# WORK TO COMPLETE:
This task calls for printing every entry exactly.
━━━ MATERIAL PROVIDED ━━━
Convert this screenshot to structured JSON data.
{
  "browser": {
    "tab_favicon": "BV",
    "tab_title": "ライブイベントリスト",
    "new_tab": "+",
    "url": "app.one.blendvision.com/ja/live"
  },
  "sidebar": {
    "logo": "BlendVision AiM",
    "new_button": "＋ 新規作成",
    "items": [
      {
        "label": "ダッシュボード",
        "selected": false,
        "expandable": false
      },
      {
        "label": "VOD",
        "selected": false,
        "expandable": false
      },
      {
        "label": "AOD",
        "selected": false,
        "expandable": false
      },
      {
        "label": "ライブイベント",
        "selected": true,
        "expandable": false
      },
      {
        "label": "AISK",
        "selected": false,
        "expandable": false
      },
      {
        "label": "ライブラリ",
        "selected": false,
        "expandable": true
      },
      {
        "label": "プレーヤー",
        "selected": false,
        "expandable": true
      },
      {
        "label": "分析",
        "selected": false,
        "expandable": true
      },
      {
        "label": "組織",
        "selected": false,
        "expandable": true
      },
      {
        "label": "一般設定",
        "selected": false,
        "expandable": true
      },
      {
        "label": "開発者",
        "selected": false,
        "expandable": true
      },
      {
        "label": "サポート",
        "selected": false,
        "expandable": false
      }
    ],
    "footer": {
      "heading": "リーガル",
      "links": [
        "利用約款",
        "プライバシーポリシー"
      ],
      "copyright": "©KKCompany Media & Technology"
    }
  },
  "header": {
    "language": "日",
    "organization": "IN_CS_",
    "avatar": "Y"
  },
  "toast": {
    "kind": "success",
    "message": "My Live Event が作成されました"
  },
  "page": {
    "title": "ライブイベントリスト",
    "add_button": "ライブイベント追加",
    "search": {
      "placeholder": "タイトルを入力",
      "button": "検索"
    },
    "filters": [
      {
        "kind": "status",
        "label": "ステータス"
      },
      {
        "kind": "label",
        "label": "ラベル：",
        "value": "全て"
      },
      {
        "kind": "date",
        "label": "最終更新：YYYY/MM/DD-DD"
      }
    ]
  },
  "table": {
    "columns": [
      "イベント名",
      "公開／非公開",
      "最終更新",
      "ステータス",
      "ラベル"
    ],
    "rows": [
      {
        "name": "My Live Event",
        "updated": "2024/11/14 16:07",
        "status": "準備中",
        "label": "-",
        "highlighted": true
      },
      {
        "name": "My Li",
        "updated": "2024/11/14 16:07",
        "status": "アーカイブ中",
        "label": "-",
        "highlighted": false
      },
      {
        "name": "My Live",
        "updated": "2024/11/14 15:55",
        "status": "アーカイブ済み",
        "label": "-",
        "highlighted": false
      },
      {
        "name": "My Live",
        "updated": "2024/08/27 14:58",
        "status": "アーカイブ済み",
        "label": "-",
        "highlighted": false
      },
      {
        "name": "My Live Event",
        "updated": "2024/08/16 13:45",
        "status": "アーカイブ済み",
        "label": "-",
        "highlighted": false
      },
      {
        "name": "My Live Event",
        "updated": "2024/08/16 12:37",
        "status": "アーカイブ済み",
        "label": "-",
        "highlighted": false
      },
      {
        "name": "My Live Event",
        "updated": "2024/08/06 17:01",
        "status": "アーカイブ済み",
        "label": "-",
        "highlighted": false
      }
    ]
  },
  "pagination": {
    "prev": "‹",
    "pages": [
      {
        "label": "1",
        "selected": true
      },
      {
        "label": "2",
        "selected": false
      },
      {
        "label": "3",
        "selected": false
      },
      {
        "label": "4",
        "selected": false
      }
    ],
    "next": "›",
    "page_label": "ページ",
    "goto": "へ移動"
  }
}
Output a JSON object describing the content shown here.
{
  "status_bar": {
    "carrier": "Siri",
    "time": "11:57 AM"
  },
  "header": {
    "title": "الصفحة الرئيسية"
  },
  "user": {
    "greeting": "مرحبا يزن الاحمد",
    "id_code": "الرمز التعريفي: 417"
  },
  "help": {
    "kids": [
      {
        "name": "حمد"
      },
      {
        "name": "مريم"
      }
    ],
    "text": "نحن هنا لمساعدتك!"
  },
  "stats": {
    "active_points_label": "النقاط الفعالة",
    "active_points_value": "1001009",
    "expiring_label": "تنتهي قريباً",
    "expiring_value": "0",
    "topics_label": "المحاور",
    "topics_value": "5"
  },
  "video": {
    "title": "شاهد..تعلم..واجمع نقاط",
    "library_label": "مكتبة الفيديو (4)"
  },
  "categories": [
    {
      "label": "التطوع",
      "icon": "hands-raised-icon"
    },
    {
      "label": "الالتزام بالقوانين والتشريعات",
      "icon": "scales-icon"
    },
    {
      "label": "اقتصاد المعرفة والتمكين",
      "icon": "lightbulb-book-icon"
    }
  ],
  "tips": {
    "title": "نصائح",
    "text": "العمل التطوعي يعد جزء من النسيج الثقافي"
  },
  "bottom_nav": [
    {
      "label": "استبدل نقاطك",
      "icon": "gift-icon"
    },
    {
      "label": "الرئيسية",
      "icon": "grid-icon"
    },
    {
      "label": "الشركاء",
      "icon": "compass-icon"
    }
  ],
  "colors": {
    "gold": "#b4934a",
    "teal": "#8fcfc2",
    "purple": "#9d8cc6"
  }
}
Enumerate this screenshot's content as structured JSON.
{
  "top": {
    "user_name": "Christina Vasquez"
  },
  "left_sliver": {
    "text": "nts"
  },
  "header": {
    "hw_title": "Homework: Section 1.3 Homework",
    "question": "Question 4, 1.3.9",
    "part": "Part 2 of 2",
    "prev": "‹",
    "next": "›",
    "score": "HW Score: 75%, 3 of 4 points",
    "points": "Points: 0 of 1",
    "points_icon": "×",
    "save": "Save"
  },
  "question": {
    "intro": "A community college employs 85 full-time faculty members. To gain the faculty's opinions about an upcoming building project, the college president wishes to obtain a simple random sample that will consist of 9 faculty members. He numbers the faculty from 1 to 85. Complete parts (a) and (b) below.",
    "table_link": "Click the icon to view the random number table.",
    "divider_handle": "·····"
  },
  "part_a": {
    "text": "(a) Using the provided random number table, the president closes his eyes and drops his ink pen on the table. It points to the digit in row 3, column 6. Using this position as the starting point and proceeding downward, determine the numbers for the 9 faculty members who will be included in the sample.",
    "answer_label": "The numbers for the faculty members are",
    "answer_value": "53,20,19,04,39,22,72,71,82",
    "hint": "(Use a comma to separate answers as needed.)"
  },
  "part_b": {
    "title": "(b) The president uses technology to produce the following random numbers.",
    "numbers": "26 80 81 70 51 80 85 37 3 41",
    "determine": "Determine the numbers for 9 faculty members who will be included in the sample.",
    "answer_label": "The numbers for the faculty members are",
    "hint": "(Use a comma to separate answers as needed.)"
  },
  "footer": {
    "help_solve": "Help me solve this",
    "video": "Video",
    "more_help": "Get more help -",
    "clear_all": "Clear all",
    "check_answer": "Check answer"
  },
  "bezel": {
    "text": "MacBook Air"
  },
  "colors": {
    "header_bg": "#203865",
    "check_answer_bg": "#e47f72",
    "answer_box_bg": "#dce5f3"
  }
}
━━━
# EXERCISE OUTPUT:
Convert this screenshot to structured JSON data.
{
  "browser": {
    "tab_favicon": "BV",
    "tab_title": "ライブイベントリスト",
    "new_tab": "+",
    "url": "app.one.blendvision.com/ja/live"
  },
  "sidebar": {
    "logo": "BlendVision AiM",
    "new_button": "＋ 新規作成",
    "items": [
      {
        "label": "ダッシュボード",
        "selected": false,
        "expandable": false
      },
      {
        "label": "VOD",
        "selected": false,
        "expandable": false
      },
      {
        "label": "AOD",
        "selected": false,
        "expandable": false
      },
      {
        "label": "ライブイベント",
        "selected": true,
        "expandable": false
      },
      {
        "label": "AISK",
        "selected": false,
        "expandable": false
      },
      {
        "label": "ライブラリ",
        "selected": false,
        "expandable": true
      },
      {
        "label": "プレーヤー",
        "selected": false,
        "expandable": true
      },
      {
        "label": "分析",
        "selected": false,
        "expandable": true
      },
      {
        "label": "組織",
        "selected": false,
        "expandable": true
      },
      {
        "label": "一般設定",
        "selected": false,
        "expandable": true
      },
      {
        "label": "開発者",
        "selected": false,
        "expandable": true
      },
      {
        "label": "サポート",
        "selected": false,
        "expandable": false
      }
    ],
    "footer": {
      "heading": "リーガル",
      "links": [
        "利用約款",
        "プライバシーポリシー"
      ],
      "copyright": "©KKCompany Media & Technology"
    }
  },
  "header": {
    "language": "日",
    "organization": "IN_CS_",
    "avatar": "Y"
  },
  "toast": {
    "kind": "success",
    "message": "My Live Event が作成されました"
  },
  "page": {
    "title": "ライブイベントリスト",
    "add_button": "ライブイベント追加",
    "search": {
      "placeholder": "タイトルを入力",
      "button": "検索"
    },
    "filters": [
      {
        "kind": "status",
        "label": "ステータス"
      },
      {
        "kind": "label",
        "label": "ラベル：",
        "value": "全て"
      },
      {
        "kind": "date",
        "label": "最終更新：YYYY/MM/DD-DD"
      }
    ]
  },
  "table": {
    "columns": [
      "イベント名",
      "公開／非公開",
      "最終更新",
      "ステータス",
      "ラベル"
    ],
    "rows": [
      {
        "name": "My Live Event",
        "updated": "2024/11/14 16:07",
        "status": "準備中",
        "label": "-",
        "highlighted": true
      },
      {
        "name": "My Li",
        "updated": "2024/11/14 16:07",
        "status": "アーカイブ中",
        "label": "-",
        "highlighted": false
      },
      {
        "name": "My Live",
        "updated": "2024/11/14 15:55",
        "status": "アーカイブ済み",
        "label": "-",
        "highlighted": false
      },
      {
        "name": "My Live",
        "updated": "2024/08/27 14:58",
        "status": "アーカイブ済み",
        "label": "-",
        "highlighted": false
      },
      {
        "name": "My Live Event",
        "updated": "2024/08/16 13:45",
        "status": "アーカイブ済み",
        "label": "-",
        "highlighted": false
      },
      {
        "name": "My Live Event",
        "updated": "2024/08/16 12:37",
        "status": "アーカイブ済み",
        "label": "-",
        "highlighted": false
      },
      {
        "name": "My Live Event",
        "updated": "2024/08/06 17:01",
        "status": "アーカイブ済み",
        "label": "-",
        "highlighted": false
      }
    ]
  },
  "pagination": {
    "prev": "‹",
    "pages": [
      {
        "label": "1",
        "selected": true
      },
      {
        "label": "2",
        "selected": false
      },
      {
        "label": "3",
        "selected": false
      },
      {
        "label": "4",
        "selected": false
      }
    ],
    "next": "›",
    "page_label": "ページ",
    "goto": "へ移動"
  }
}
Output a JSON object describing the content shown here.
{
  "status_bar": {
    "carrier": "Siri",
    "time": "11:57 AM"
  },
  "header": {
    "title": "الصفحة الرئيسية"
  },
  "user": {
    "greeting": "مرحبا يزن الاحمد",
    "id_code": "الرمز التعريفي: 417"
  },
  "help": {
    "kids": [
      {
        "name": "حمد"
      },
      {
        "name": "مريم"
      }
    ],
    "text": "نحن هنا لمساعدتك!"
  },
  "stats": {
    "active_points_label": "النقاط الفعالة",
    "active_points_value": "1001009",
    "expiring_label": "تنتهي قريباً",
    "expiring_value": "0",
    "topics_label": "المحاور",
    "topics_value": "5"
  },
  "video": {
    "title": "شاهد..تعلم..واجمع نقاط",
    "library_label": "مكتبة الفيديو (4)"
  },
  "categories": [
    {
      "label": "التطوع",
      "icon": "hands-raised-icon"
    },
    {
      "label": "الالتزام بالقوانين والتشريعات",
      "icon": "scales-icon"
    },
    {
      "label": "اقتصاد المعرفة والتمكين",
      "icon": "lightbulb-book-icon"
    }
  ],
  "tips": {
    "title": "نصائح",
    "text": "العمل التطوعي يعد جزء من النسيج الثقافي"
  },
  "bottom_nav": [
    {
      "label": "استبدل نقاطك",
      "icon": "gift-icon"
    },
    {
      "label": "الرئيسية",
      "icon": "grid-icon"
    },
    {
      "label": "الشركاء",
      "icon": "compass-icon"
    }
  ],
  "colors": {
    "gold": "#b4934a",
    "teal": "#8fcfc2",
    "purple": "#9d8cc6"
  }
}
Enumerate this screenshot's content as structured JSON.
{
  "top": {
    "user_name": "Christina Vasquez"
  },
  "left_sliver": {
    "text": "nts"
  },
  "header": {
    "hw_title": "Homework: Section 1.3 Homework",
    "question": "Question 4, 1.3.9",
    "part": "Part 2 of 2",
    "prev": "‹",
    "next": "›",
    "score": "HW Score: 75%, 3 of 4 points",
    "points": "Points: 0 of 1",
    "points_icon": "×",
    "save": "Save"
  },
  "question": {
    "intro": "A community college employs 85 full-time faculty members. To gain the faculty's opinions about an upcoming building project, the college president wishes to obtain a simple random sample that will consist of 9 faculty members. He numbers the faculty from 1 to 85. Complete parts (a) and (b) below.",
    "table_link": "Click the icon to view the random number table.",
    "divider_handle": "·····"
  },
  "part_a": {
    "text": "(a) Using the provided random number table, the president closes his eyes and drops his ink pen on the table. It points to the digit in row 3, column 6. Using this position as the starting point and proceeding downward, determine the numbers for the 9 faculty members who will be included in the sample.",
    "answer_label": "The numbers for the faculty members are",
    "answer_value": "53,20,19,04,39,22,72,71,82",
    "hint": "(Use a comma to separate answers as needed.)"
  },
  "part_b": {
    "title": "(b) The president uses technology to produce the following random numbers.",
    "numbers": "26 80 81 70 51 80 85 37 3 41",
    "determine": "Determine the numbers for 9 faculty members who will be included in the sample.",
    "answer_label": "The numbers for the faculty members are",
    "hint": "(Use a comma to separate answers as needed.)"
  },
  "footer": {
    "help_solve": "Help me solve this",
    "video": "Video",
    "more_help": "Get more help -",
    "clear_all": "Clear all",
    "check_answer": "Check answer"
  },
  "bezel": {
    "text": "MacBook Air"
  },
  "colors": {
    "header_bg": "#203865",
    "check_answer_bg": "#e47f72",
    "answer_box_bg": "#dce5f3"
  }
}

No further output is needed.